To do »
Please work out the number of lines in the following material that include "点击消除", and reply with only that number.

Supplied information »
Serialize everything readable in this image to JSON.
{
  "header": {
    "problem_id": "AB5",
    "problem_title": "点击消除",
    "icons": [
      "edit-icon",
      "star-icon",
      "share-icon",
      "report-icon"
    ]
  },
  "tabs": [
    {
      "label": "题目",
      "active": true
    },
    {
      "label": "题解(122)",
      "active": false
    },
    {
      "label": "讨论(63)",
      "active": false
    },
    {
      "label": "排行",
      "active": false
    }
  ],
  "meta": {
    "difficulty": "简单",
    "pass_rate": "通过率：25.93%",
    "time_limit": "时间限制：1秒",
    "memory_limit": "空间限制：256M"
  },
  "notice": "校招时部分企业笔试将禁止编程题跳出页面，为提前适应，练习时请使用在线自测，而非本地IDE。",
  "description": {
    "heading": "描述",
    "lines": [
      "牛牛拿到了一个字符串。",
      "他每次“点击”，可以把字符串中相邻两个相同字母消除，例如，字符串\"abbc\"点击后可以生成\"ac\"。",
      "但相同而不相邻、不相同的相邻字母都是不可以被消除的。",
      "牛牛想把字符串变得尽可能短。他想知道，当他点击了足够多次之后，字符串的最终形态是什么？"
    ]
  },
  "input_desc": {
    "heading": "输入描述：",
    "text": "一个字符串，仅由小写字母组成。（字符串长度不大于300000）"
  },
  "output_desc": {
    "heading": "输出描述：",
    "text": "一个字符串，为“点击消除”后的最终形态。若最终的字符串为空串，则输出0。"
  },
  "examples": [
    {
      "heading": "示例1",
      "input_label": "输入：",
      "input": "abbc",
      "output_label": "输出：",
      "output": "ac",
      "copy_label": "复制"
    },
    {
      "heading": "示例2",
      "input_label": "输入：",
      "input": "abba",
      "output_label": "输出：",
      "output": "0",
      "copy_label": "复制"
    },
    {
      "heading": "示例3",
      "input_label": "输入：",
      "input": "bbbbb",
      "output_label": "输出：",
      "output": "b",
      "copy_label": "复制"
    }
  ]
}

Solution to the exercise »
2